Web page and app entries
+ + + + +
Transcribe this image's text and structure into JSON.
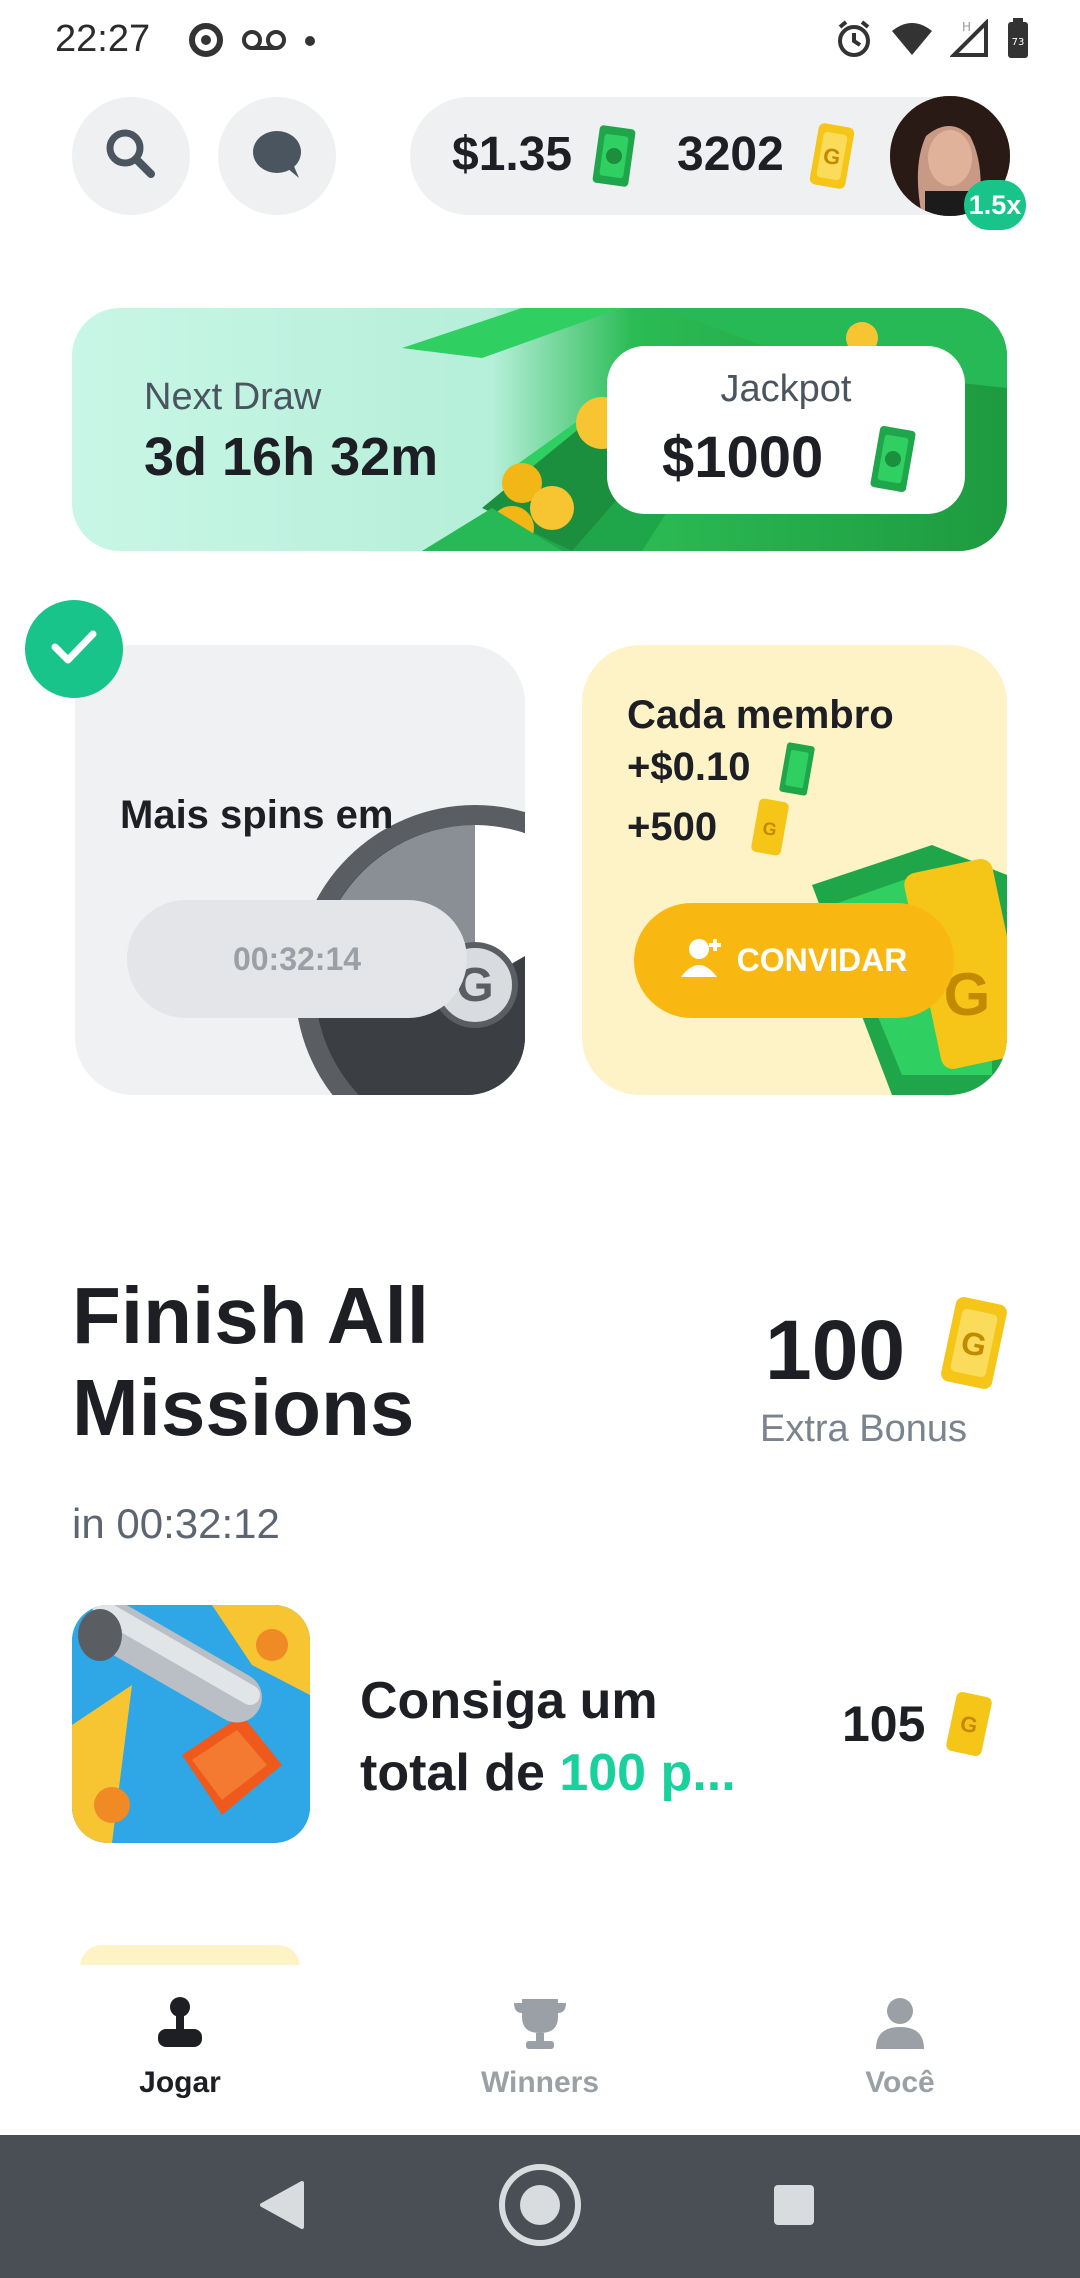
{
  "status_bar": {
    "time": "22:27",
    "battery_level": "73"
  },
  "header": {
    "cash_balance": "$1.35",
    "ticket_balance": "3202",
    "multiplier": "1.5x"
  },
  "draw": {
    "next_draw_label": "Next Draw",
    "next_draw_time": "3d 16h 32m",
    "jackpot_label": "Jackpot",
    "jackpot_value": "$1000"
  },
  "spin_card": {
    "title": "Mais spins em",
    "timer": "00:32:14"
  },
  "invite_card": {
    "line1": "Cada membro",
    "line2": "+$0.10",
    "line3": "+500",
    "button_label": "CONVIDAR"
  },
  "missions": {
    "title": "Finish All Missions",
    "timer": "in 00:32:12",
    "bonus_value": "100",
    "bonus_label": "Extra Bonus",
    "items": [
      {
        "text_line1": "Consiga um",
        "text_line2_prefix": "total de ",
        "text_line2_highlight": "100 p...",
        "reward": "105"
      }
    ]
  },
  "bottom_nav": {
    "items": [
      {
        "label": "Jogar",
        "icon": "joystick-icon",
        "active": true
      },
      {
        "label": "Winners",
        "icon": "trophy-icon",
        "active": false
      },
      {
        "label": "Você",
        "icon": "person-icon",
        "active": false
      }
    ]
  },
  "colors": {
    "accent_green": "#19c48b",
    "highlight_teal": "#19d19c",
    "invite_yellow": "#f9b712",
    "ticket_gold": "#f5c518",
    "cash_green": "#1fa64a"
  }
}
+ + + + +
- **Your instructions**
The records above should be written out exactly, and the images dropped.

- **Written response**
Transcribe this image's text and structure into JSON.
{
  "status_bar": {
    "time": "22:27",
    "battery_level": "73"
  },
  "header": {
    "cash_balance": "$1.35",
    "ticket_balance": "3202",
    "multiplier": "1.5x"
  },
  "draw": {
    "next_draw_label": "Next Draw",
    "next_draw_time": "3d 16h 32m",
    "jackpot_label": "Jackpot",
    "jackpot_value": "$1000"
  },
  "spin_card": {
    "title": "Mais spins em",
    "timer": "00:32:14"
  },
  "invite_card": {
    "line1": "Cada membro",
    "line2": "+$0.10",
    "line3": "+500",
    "button_label": "CONVIDAR"
  },
  "missions": {
    "title": "Finish All Missions",
    "timer": "in 00:32:12",
    "bonus_value": "100",
    "bonus_label": "Extra Bonus",
    "items": [
      {
        "text_line1": "Consiga um",
        "text_line2_prefix": "total de ",
        "text_line2_highlight": "100 p...",
        "reward": "105"
      }
    ]
  },
  "bottom_nav": {
    "items": [
      {
        "label": "Jogar",
        "icon": "joystick-icon",
        "active": true
      },
      {
        "label": "Winners",
        "icon": "trophy-icon",
        "active": false
      },
      {
        "label": "Você",
        "icon": "person-icon",
        "active": false
      }
    ]
  },
  "colors": {
    "accent_green": "#19c48b",
    "highlight_teal": "#19d19c",
    "invite_yellow": "#f9b712",
    "ticket_gold": "#f5c518",
    "cash_green": "#1fa64a"
  }
}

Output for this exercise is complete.